» **Task goal**: Repeat each entry below without omitting a single word.

==== Data in this exercise ====

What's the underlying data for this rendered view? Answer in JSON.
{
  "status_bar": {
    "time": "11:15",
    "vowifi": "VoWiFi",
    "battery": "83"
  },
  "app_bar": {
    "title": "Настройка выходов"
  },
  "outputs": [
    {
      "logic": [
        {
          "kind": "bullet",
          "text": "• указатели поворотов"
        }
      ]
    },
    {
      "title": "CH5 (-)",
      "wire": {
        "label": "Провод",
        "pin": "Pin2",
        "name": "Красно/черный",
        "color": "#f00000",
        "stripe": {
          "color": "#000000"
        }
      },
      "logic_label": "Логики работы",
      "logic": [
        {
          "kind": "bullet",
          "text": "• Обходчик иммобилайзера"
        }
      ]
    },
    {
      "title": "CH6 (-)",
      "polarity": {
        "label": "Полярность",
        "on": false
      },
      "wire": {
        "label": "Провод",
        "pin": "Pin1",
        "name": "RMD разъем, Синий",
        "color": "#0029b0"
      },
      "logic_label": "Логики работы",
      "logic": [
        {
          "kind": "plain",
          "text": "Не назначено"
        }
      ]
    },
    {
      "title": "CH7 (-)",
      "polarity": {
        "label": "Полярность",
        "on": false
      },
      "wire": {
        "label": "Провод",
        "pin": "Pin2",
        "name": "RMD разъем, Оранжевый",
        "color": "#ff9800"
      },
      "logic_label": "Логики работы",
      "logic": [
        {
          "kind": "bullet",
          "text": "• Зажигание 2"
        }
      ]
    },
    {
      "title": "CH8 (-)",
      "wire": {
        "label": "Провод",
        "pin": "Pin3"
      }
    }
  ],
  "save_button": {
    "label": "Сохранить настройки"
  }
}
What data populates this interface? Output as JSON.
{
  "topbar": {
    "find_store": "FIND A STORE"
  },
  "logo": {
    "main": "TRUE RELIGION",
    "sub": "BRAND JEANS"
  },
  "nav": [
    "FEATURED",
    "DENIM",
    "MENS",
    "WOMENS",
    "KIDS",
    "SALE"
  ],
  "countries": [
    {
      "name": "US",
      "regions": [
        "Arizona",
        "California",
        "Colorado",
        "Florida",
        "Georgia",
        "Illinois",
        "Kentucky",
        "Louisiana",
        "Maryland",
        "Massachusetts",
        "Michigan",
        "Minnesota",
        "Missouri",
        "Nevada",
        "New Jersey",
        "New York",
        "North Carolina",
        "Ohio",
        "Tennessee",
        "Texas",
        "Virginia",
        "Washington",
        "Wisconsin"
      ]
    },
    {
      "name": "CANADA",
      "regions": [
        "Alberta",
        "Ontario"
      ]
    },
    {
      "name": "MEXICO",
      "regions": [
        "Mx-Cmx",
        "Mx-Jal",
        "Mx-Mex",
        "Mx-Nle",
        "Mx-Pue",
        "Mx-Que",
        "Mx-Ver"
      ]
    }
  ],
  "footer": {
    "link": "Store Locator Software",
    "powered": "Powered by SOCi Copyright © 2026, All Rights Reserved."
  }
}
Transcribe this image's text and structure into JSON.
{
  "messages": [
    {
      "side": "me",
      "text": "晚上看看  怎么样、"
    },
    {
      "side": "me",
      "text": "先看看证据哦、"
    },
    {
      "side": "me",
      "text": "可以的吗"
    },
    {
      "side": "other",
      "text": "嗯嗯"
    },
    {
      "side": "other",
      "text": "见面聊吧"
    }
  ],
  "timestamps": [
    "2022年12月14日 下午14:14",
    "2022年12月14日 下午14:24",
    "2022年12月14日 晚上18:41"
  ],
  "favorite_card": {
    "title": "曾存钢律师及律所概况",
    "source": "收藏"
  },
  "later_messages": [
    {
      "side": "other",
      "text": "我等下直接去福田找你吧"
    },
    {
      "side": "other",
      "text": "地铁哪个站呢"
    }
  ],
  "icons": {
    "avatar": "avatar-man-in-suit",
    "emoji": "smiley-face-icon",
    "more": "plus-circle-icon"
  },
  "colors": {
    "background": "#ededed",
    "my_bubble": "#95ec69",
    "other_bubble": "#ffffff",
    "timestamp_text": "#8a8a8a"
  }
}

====

» **Completed task**:
What's the underlying data for this rendered view? Answer in JSON.
{
  "status_bar": {
    "time": "11:15",
    "vowifi": "VoWiFi",
    "battery": "83"
  },
  "app_bar": {
    "title": "Настройка выходов"
  },
  "outputs": [
    {
      "logic": [
        {
          "kind": "bullet",
          "text": "• указатели поворотов"
        }
      ]
    },
    {
      "title": "CH5 (-)",
      "wire": {
        "label": "Провод",
        "pin": "Pin2",
        "name": "Красно/черный",
        "color": "#f00000",
        "stripe": {
          "color": "#000000"
        }
      },
      "logic_label": "Логики работы",
      "logic": [
        {
          "kind": "bullet",
          "text": "• Обходчик иммобилайзера"
        }
      ]
    },
    {
      "title": "CH6 (-)",
      "polarity": {
        "label": "Полярность",
        "on": false
      },
      "wire": {
        "label": "Провод",
        "pin": "Pin1",
        "name": "RMD разъем, Синий",
        "color": "#0029b0"
      },
      "logic_label": "Логики работы",
      "logic": [
        {
          "kind": "plain",
          "text": "Не назначено"
        }
      ]
    },
    {
      "title": "CH7 (-)",
      "polarity": {
        "label": "Полярность",
        "on": false
      },
      "wire": {
        "label": "Провод",
        "pin": "Pin2",
        "name": "RMD разъем, Оранжевый",
        "color": "#ff9800"
      },
      "logic_label": "Логики работы",
      "logic": [
        {
          "kind": "bullet",
          "text": "• Зажигание 2"
        }
      ]
    },
    {
      "title": "CH8 (-)",
      "wire": {
        "label": "Провод",
        "pin": "Pin3"
      }
    }
  ],
  "save_button": {
    "label": "Сохранить настройки"
  }
}
What data populates this interface? Output as JSON.
{
  "topbar": {
    "find_store": "FIND A STORE"
  },
  "logo": {
    "main": "TRUE RELIGION",
    "sub": "BRAND JEANS"
  },
  "nav": [
    "FEATURED",
    "DENIM",
    "MENS",
    "WOMENS",
    "KIDS",
    "SALE"
  ],
  "countries": [
    {
      "name": "US",
      "regions": [
        "Arizona",
        "California",
        "Colorado",
        "Florida",
        "Georgia",
        "Illinois",
        "Kentucky",
        "Louisiana",
        "Maryland",
        "Massachusetts",
        "Michigan",
        "Minnesota",
        "Missouri",
        "Nevada",
        "New Jersey",
        "New York",
        "North Carolina",
        "Ohio",
        "Tennessee",
        "Texas",
        "Virginia",
        "Washington",
        "Wisconsin"
      ]
    },
    {
      "name": "CANADA",
      "regions": [
        "Alberta",
        "Ontario"
      ]
    },
    {
      "name": "MEXICO",
      "regions": [
        "Mx-Cmx",
        "Mx-Jal",
        "Mx-Mex",
        "Mx-Nle",
        "Mx-Pue",
        "Mx-Que",
        "Mx-Ver"
      ]
    }
  ],
  "footer": {
    "link": "Store Locator Software",
    "powered": "Powered by SOCi Copyright © 2026, All Rights Reserved."
  }
}
Transcribe this image's text and structure into JSON.
{
  "messages": [
    {
      "side": "me",
      "text": "晚上看看  怎么样、"
    },
    {
      "side": "me",
      "text": "先看看证据哦、"
    },
    {
      "side": "me",
      "text": "可以的吗"
    },
    {
      "side": "other",
      "text": "嗯嗯"
    },
    {
      "side": "other",
      "text": "见面聊吧"
    }
  ],
  "timestamps": [
    "2022年12月14日 下午14:14",
    "2022年12月14日 下午14:24",
    "2022年12月14日 晚上18:41"
  ],
  "favorite_card": {
    "title": "曾存钢律师及律所概况",
    "source": "收藏"
  },
  "later_messages": [
    {
      "side": "other",
      "text": "我等下直接去福田找你吧"
    },
    {
      "side": "other",
      "text": "地铁哪个站呢"
    }
  ],
  "icons": {
    "avatar": "avatar-man-in-suit",
    "emoji": "smiley-face-icon",
    "more": "plus-circle-icon"
  },
  "colors": {
    "background": "#ededed",
    "my_bubble": "#95ec69",
    "other_bubble": "#ffffff",
    "timestamp_text": "#8a8a8a"
  }
}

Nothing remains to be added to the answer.